B2B Marketing stereotypes
There are many stereotypes in the world of B2B marketing for manufacturers. Two are relevant here.
- The naive soul who develops a project brief to "create a viral X" - could be video, infographic, article, tweet, etc. Everyone in the know guffaws at the idea that viral could be somehow engineered and deliberately created.
- The Warby Parker bespectacled, bearded data marketing savant to whom all genuflect in admiration for his (or in the unbearded version, her) ability to identify precisely why some marketing worked brilliantly, why other didn't, and how to replicate the success of the former.
Yes, I have chuckled at the former and lined up to learn from the latter.
Now I'm not so sure.
I just finished reading The Drunkard’s Walk: How Randomness Rules Our Lives and it's challenged some of what I've accepted as fact in the world - including in the discipline of marketing for manufacturers.
Leonard Mlodinow schools the mathematicians too
Read the book. It will shape the way you advise young people on their careers, the way to plan your priorities and perhaps even how you manage relationships.
There is one example after another of randomness, and its cousin probability, that seem so counter-intuitive as to be outlandish. (Of course as a RedSox fan I have to disagree with the assertion that to consistently crown the better team, a baseball playoff series would have to involve more than 300 games. The '04 ALCS wasn't a fluke!!)
One of the consistent themes is that these problems are complex enough that even "experts" including mathematicians, statisticians and those whose professional judgment is influenced by probability (physicians considering treatment regimens) can be tripped up.
That got me thinking that if they can, then certainly each of us that are adherents of data based digital marketing methodologies could as well.
What does it mean to marketing - theory
We ascribe enormous power to metrics and data in today's digital world of marketing for manufacturers. Web traffic, CTA click rates, landing page conversion rates, nurturing workflow goal rates, and email open & click rates are examples of metrics which we scrutinize for improvement opportunities. (CTRs on keywords is another that I wrote about last week.)
The question therefore is whether we imbue those statistics, which Mlodinow demonstrates to be far more random than we assume, with excessive importance.
The answer almost certainly, based on his book, seems to be yes.
If that's the case, then why are some marketers so consistently effective? He highlights examples from the investment world which indicate that track records are much more random than we'd like to think.
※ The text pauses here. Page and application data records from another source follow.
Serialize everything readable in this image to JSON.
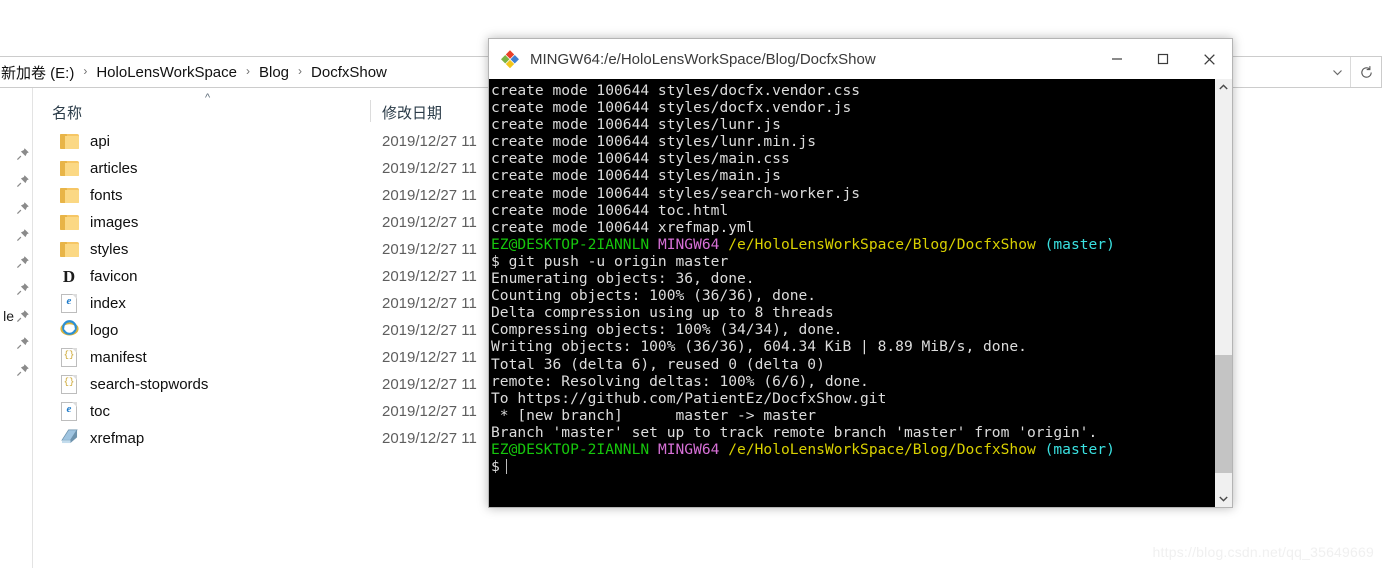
{
  "explorer": {
    "breadcrumb": {
      "items": [
        "新加卷 (E:)",
        "HoloLensWorkSpace",
        "Blog",
        "DocfxShow"
      ],
      "separator": "›"
    },
    "address_chevron_icon": "chevron-down-icon",
    "refresh_icon": "refresh-icon",
    "columns": {
      "name": "名称",
      "date_modified": "修改日期",
      "sort_arrow": "^"
    },
    "nav_pane": {
      "pin_icon": "pin-icon",
      "clipped_label": "le"
    },
    "files": [
      {
        "name": "api",
        "icon": "folder-icon",
        "date": "2019/12/27 11"
      },
      {
        "name": "articles",
        "icon": "folder-icon",
        "date": "2019/12/27 11"
      },
      {
        "name": "fonts",
        "icon": "folder-icon",
        "date": "2019/12/27 11"
      },
      {
        "name": "images",
        "icon": "folder-icon",
        "date": "2019/12/27 11"
      },
      {
        "name": "styles",
        "icon": "folder-icon",
        "date": "2019/12/27 11"
      },
      {
        "name": "favicon",
        "icon": "d-font-icon",
        "date": "2019/12/27 11"
      },
      {
        "name": "index",
        "icon": "html-file-icon",
        "date": "2019/12/27 11"
      },
      {
        "name": "logo",
        "icon": "ie-logo-icon",
        "date": "2019/12/27 11"
      },
      {
        "name": "manifest",
        "icon": "json-file-icon",
        "date": "2019/12/27 11"
      },
      {
        "name": "search-stopwords",
        "icon": "json-file-icon",
        "date": "2019/12/27 11"
      },
      {
        "name": "toc",
        "icon": "html-file-icon",
        "date": "2019/12/27 11"
      },
      {
        "name": "xrefmap",
        "icon": "yml-file-icon",
        "date": "2019/12/27 11"
      }
    ]
  },
  "terminal": {
    "app_icon": "git-bash-icon",
    "title": "MINGW64:/e/HoloLensWorkSpace/Blog/DocfxShow",
    "window_buttons": {
      "minimize": "minimize-icon",
      "maximize": "maximize-icon",
      "close": "close-icon"
    },
    "colors": {
      "background": "#000000",
      "text": "#d8d8d8",
      "user_host": "#16c60c",
      "shell_name": "#d670d6",
      "path": "#d8d000",
      "branch": "#3ae0e0"
    },
    "prompt": {
      "user_host": "EZ@DESKTOP-2IANNLN",
      "shell": "MINGW64",
      "path": "/e/HoloLensWorkSpace/Blog/DocfxShow",
      "branch": "(master)",
      "symbol": "$"
    },
    "lines_top": [
      "create mode 100644 styles/docfx.vendor.css",
      "create mode 100644 styles/docfx.vendor.js",
      "create mode 100644 styles/lunr.js",
      "create mode 100644 styles/lunr.min.js",
      "create mode 100644 styles/main.css",
      "create mode 100644 styles/main.js",
      "create mode 100644 styles/search-worker.js",
      "create mode 100644 toc.html",
      "create mode 100644 xrefmap.yml"
    ],
    "command": "$ git push -u origin master",
    "lines_output": [
      "Enumerating objects: 36, done.",
      "Counting objects: 100% (36/36), done.",
      "Delta compression using up to 8 threads",
      "Compressing objects: 100% (34/34), done.",
      "Writing objects: 100% (36/36), 604.34 KiB | 8.89 MiB/s, done.",
      "Total 36 (delta 6), reused 0 (delta 0)",
      "remote: Resolving deltas: 100% (6/6), done.",
      "To https://github.com/PatientEz/DocfxShow.git",
      " * [new branch]      master -> master",
      "Branch 'master' set up to track remote branch 'master' from 'origin'."
    ],
    "scrollbar": {
      "up_icon": "chevron-up-icon",
      "down_icon": "chevron-down-icon"
    }
  },
  "watermark": "https://blog.csdn.net/qq_35649669"
}
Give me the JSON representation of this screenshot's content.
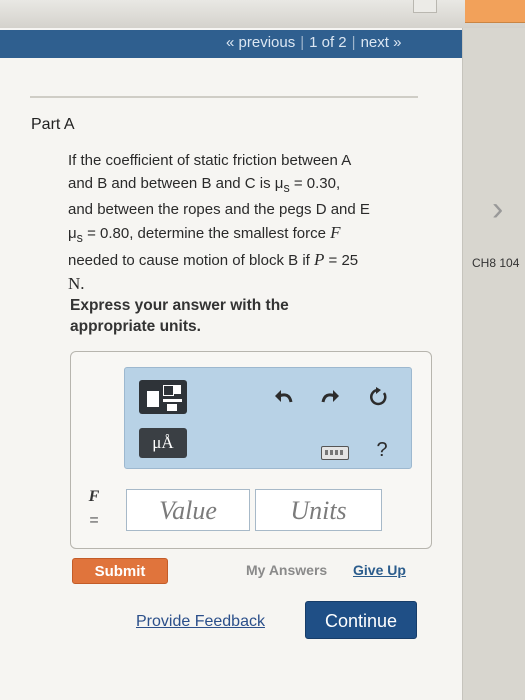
{
  "pager": {
    "previous": "« previous",
    "position": "1 of 2",
    "next": "next »"
  },
  "part": {
    "title": "Part A"
  },
  "problem": {
    "l1": "If the coefficient of static friction between A",
    "l2a": "and B and between B and C is μ",
    "l2sub": "s",
    "l2b": " = 0.30,",
    "l3": "and between the ropes and the pegs D and E",
    "l4a": "μ",
    "l4sub": "s",
    "l4b": " = 0.80, determine the smallest force ",
    "l4var": "F",
    "l5a": "needed to cause motion of block B if ",
    "l5var": "P",
    "l5b": " = 25",
    "l6": "N."
  },
  "instructions": "Express your answer with the appropriate units.",
  "toolbar": {
    "units_label": "μÅ",
    "undo_icon": "undo-icon",
    "redo_icon": "redo-icon",
    "reset_icon": "reset-icon",
    "keyboard_icon": "keyboard-icon",
    "help_label": "?"
  },
  "answer": {
    "variable": "F",
    "equals": "=",
    "value_placeholder": "Value",
    "units_placeholder": "Units"
  },
  "actions": {
    "submit": "Submit",
    "my_answers": "My Answers",
    "give_up": "Give Up",
    "feedback": "Provide Feedback",
    "continue": "Continue"
  },
  "side": {
    "label": "CH8 104"
  },
  "colors": {
    "pager_bg": "#2f5f8f",
    "submit": "#e0743c",
    "continue": "#1f4f86",
    "toolbar": "#b8d2e6"
  }
}
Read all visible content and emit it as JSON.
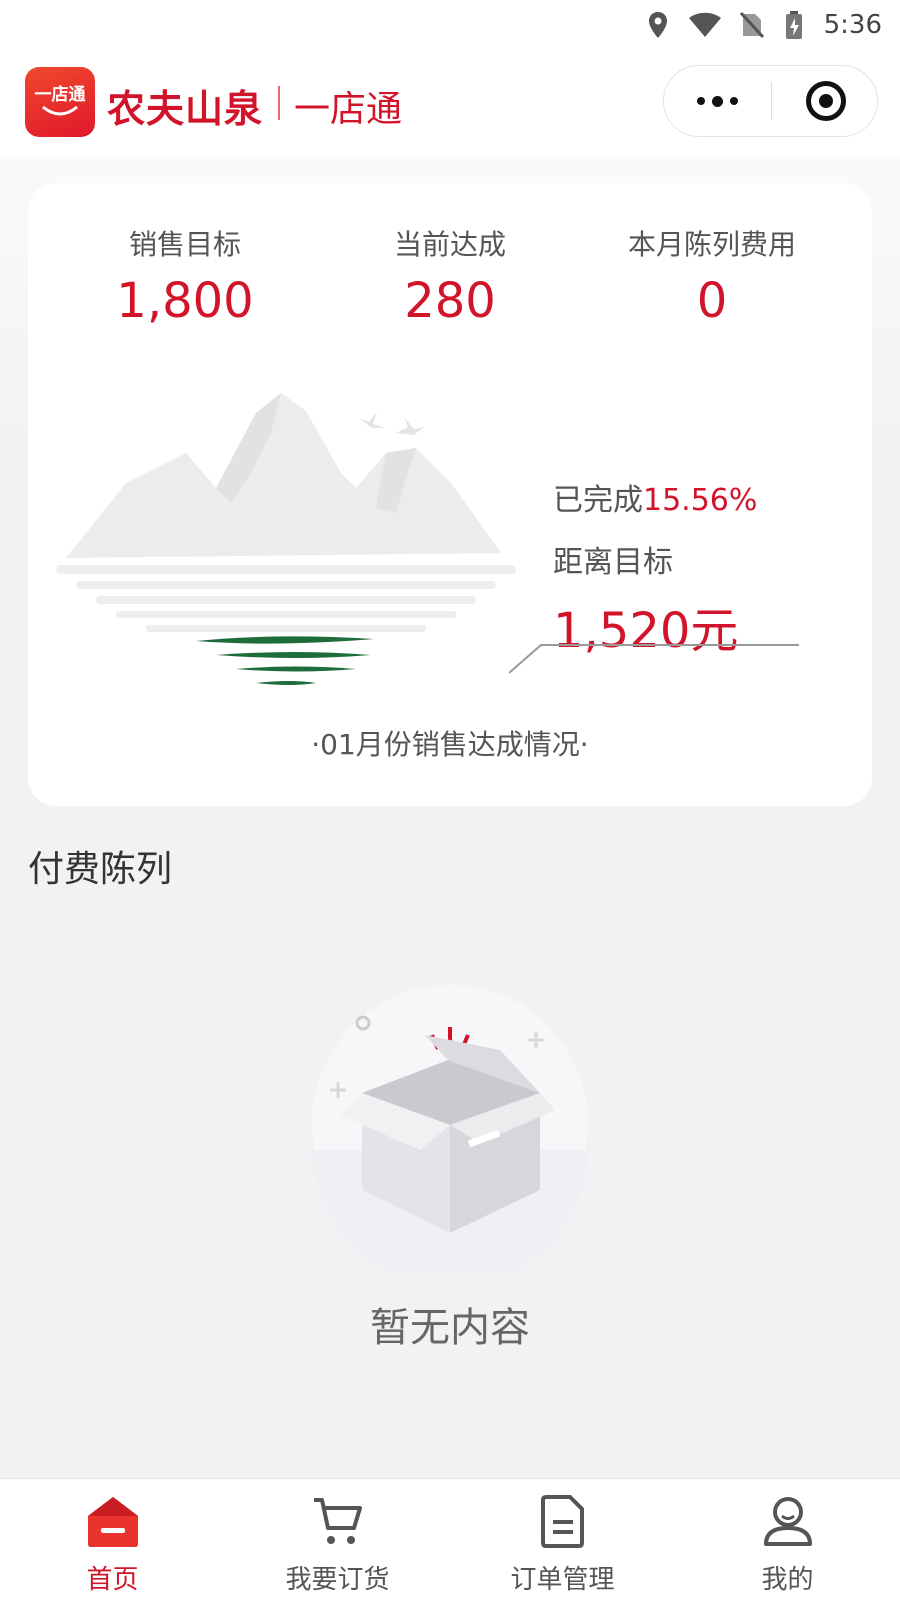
{
  "status_bar": {
    "time": "5:36"
  },
  "header": {
    "logo_text": "一店通",
    "brand": "农夫山泉",
    "subtitle": "一店通"
  },
  "stats": [
    {
      "label": "销售目标",
      "value": "1,800"
    },
    {
      "label": "当前达成",
      "value": "280"
    },
    {
      "label": "本月陈列费用",
      "value": "0"
    }
  ],
  "progress": {
    "completed_label": "已完成",
    "completed_pct": "15.56%",
    "remaining_label": "距离目标",
    "remaining_value": "1,520元"
  },
  "card_caption": "·01月份销售达成情况·",
  "section": {
    "title": "付费陈列"
  },
  "empty": {
    "text": "暂无内容"
  },
  "tabs": [
    {
      "label": "首页",
      "icon": "home-icon",
      "active": true
    },
    {
      "label": "我要订货",
      "icon": "cart-icon",
      "active": false
    },
    {
      "label": "订单管理",
      "icon": "order-document-icon",
      "active": false
    },
    {
      "label": "我的",
      "icon": "user-profile-icon",
      "active": false
    }
  ],
  "colors": {
    "accent": "#d2142b",
    "background": "#f2f2f2",
    "green": "#1e6b3c"
  }
}
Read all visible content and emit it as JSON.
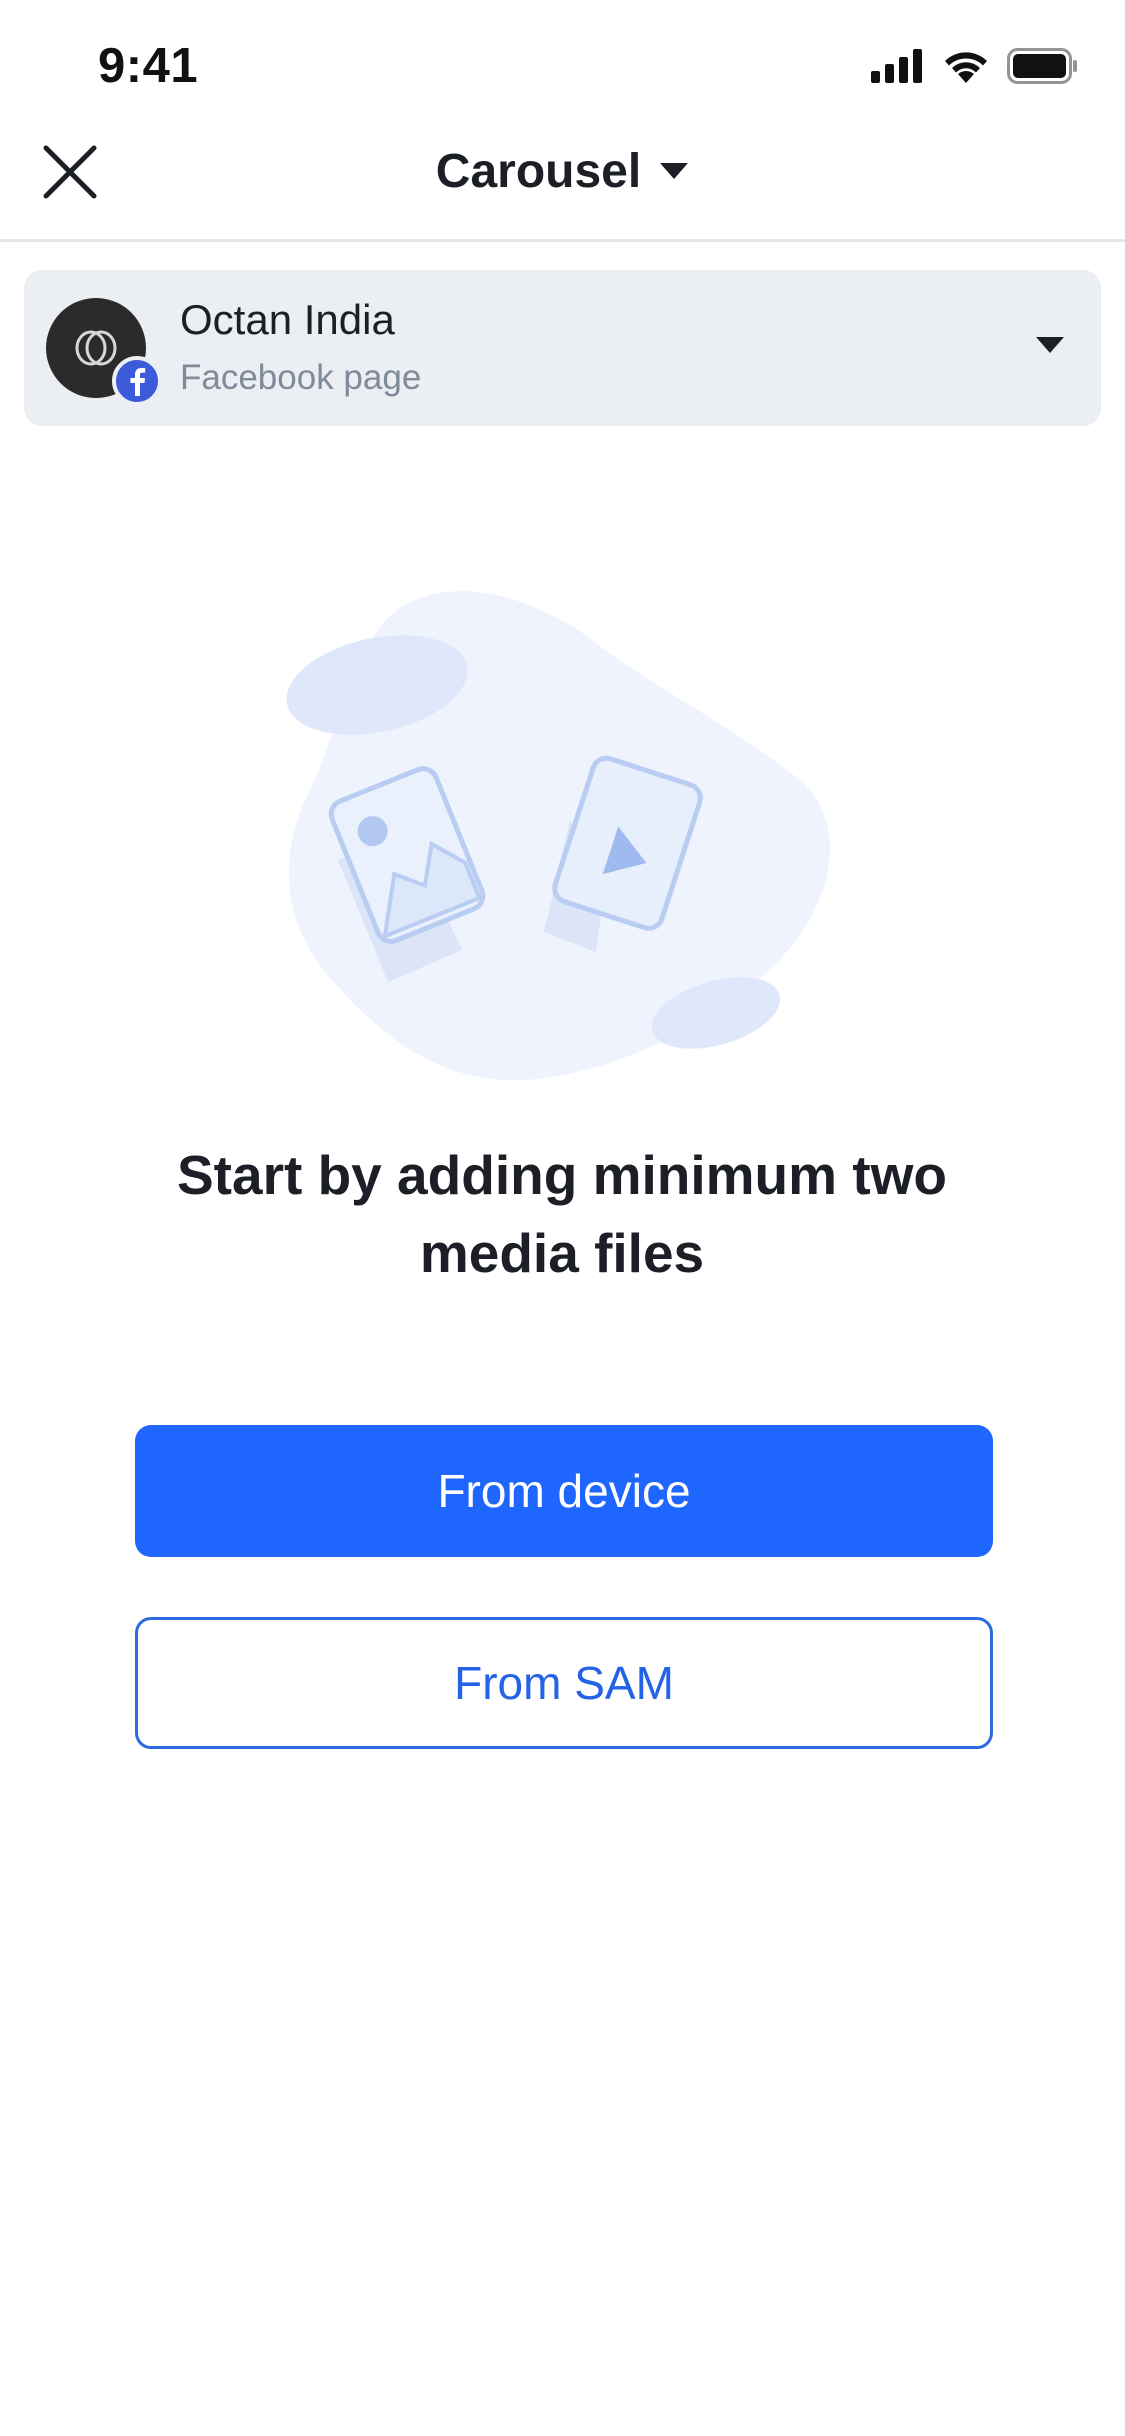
{
  "status_bar": {
    "time": "9:41",
    "icons": [
      "cellular-signal-icon",
      "wifi-icon",
      "battery-icon"
    ]
  },
  "header": {
    "title": "Carousel",
    "close_icon": "close-icon",
    "title_dropdown_icon": "caret-down-icon"
  },
  "account": {
    "name": "Octan India",
    "type": "Facebook page",
    "badge_icon": "facebook-icon",
    "dropdown_icon": "caret-down-icon"
  },
  "empty_state": {
    "illustration": "media-files-illustration",
    "headline_line1": "Start by adding minimum two",
    "headline_line2": "media files"
  },
  "actions": {
    "primary_label": "From device",
    "secondary_label": "From SAM"
  },
  "colors": {
    "primary": "#1f66ff",
    "secondary_border": "#2d6ae3",
    "card_background": "#ebeef2",
    "muted_text": "#7f8b9b",
    "illustration_blob": "#eef3fd"
  }
}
So it's possible that marketing success is more random than we'd like to acknowledge.
It's also clear that there's a halo effect - when someone's had success, and/or is recognized as an authority, each of their insights is afforded more importance than it would have been otherwise.
But what about a landing page with 1,000 visits and a 23% conversion rate (vs. an average of 45%)? Or a workflow with a 3rd email that only unsubscribes at a fraction of others and results in far more clicks? Is there enough there for us to identify the reason and replicate the positive factors elsewhere?
Mlodinow indicates that our attempts to do so are often simply a process of identifying otherwise random precursors and ascribing correlation and causation in retrospect.
Boil it all down and the inevitable conclusion is disquieting - we may have less control over our tactical successes than we'd like to think.
And to marketing for manufacturers - in practice
We all know that a solid batter only gets a hit 25% of the time.
Content marketing guru Sujan Patel doesn't aim that high.
I expect – and plan – for most of my content to fail. On average, I expect just one in five of my articles to succeed
So the biggest takeaway may be to be more realistic in planning and anticipating results.
But I think there's a bigger piece here.
That's consistently reducing opportunities for randomness.
What do I mean by that?
Maybe it's unrealistic to conclude that a landing page on your site that converts at 50% is in fact better than one that converts at 11%. To identify key attributes that have delivered better results may be folly, since the delta between those results could be entirely random.
HOWEVER, there are certain things that we know will reduce variables which will impact randomness.
- write about business topics of interest to your target persona
- use pithy email subject lines to get attention and focus on email deliverability
- include details (section headers, bullet lists, images) that make it easy for readers to scan and engage
- be relentlessly empathetic with buyers perspectives on issues of import to them as determined by qualitative research - not the stuff you assume is important to them
- use multiple channels to boost distribution and engagement with your content to help more of the right people find it
- clearly define your ideal prospect/customer profile and be pragmatic in pursuing it as Bob Apollo outlines here
Will we continue to look at 10% differences on landing page conversion rates for pages that we arbitrarily decide have a statistically relevant number of views? Yes. That's human nature; we're conditioned to believe that data is sacrosanct.
But maybe it would be healthy to temper that view with a bit of randomness reality....it would be less hubristic and perhaps more realistic. Maybe we're all a bit closer to the naive rube who orders up a viral video than we'd like to admit.
In the meantime, when it comes to driving deals across the finish line and creating revenue there are a lot of steps in a successful sales process. Have you ever looked at ways to automate some of those?